I'm a big fan of Hyper-V but not its underlying clustering technology. The Windows Failover Clustering architecture was originally designed as general-purpose clustering infrastructure, but its management tool sets, such as Windows Failover Cluster coordinator nodes, are hardly a set-it-and-forget-it solution.
Hyper-V's clustered storage requirements for Live Migration bring the complexity of a Windows Failover Cluster into high relief. For virtual machine (VM) disk file storage, Hyper-V -- like its competitors -- requires a shared storage area network connection between virtual hosts. Unlike its competitors, however, Hyper-V has more than one shared-storage configuration: with or without Cluster Shared Volumes (CSV).
This tip explains how Windows Failover Cluster works and how to give the coordinator node ownership of certain tasks to minimize their time sink.
How Cluster Shared Volumes works
To understand the coordinator node's role, you must understand CSV -- and to grasp CSV, you must also comprehend how a Windows Failover Cluster creates and works with disk resources.
Prior to the release of Windows Server 2008 R2 and CSV, disks that were part of a cluster had to be created as a disk resource within the Failover Cluster Manager console. In this configuration, each disk resource behaved as an individually managed failover unit. Disks, network names, IP addresses, and VM resources were linked together to create a chain of dependencies. When a problem occurred, this linkage allowed each VM resource to simultaneously fail over to another cluster node.
Without CSV, the cluster's failover unit was the disk resource. Setting the failover boundary as the disk resource failed over the disk data with the disk. Furthermore, any failover of the disk resources also migrated every VM on the same disk. F or most IT shops, this solution was not sufficient. To circumvent this problem, most administrators created a separate disk resource and logical unit number (LUN) for each VM.
CSV eliminates this issue by relocating the unit of failover to the files on a disk instead of to the entire disk. This process enables every VM's disk file to be the unit of failover. By placing VMs atop a CSV-enabled disk resource, it's possible to host multiple VM disk files on a single LUN and enjoy the benefits of individual VM failovers.

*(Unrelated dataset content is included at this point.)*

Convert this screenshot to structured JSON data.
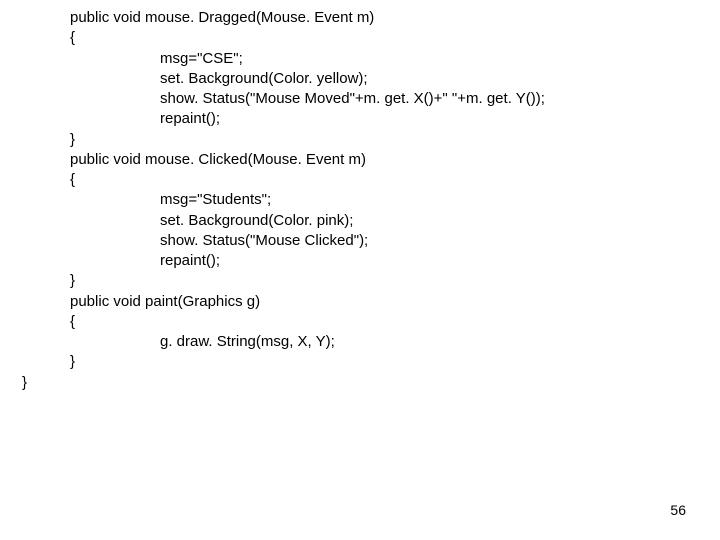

The role of the coordinator node
At this point, the Window Failover Cluster coordinator node becomes important. In a CSV-enabled configuration, individual files on a disk resource can be owned by different cluster members. But the disk resource that contains these files must also be owned by a cluster member. Microsoft calls the disk resource owner the coordinator node.
You won't use the coordinator node often. Nearly every VM-to-disk operation occurs from the cluster node that owns the VM directly to its disk. But certain operations must go through a coordinator node, such as copying Virtual Hard Disk (VHD) files to a LUN. This action tends to be disk-intensive, and it can take a long time.
Always copy VHD files to a LUN from the coordinator node. While any cluster node can transparently complete the task, the responsibility is handed off to the coordinator node. As a result, if you initiate the action on a noncoordinator node, it takes more time to complete.
You can alter which server operates as the coordinator node by changing the ownership of the disk resource. Normally, with CSV enabled, you won't necessarily need to do this task. If you have many file-copy operations, however, save yourself time by using the right node to start your work.
Greg Shields is an independent author, instructor, Microsoft MVP and IT consultant based in Denver. He is a co-founder of Concentrated Technology LLC and has nearly 15 years of experience in IT architecture and enterprise administration. Shields specializes in Microsoft administration, systems management and monitoring, and virtualization. He is the author of several books, including Windows Server 2008: What's New/What's Changed, available from Sapien Press.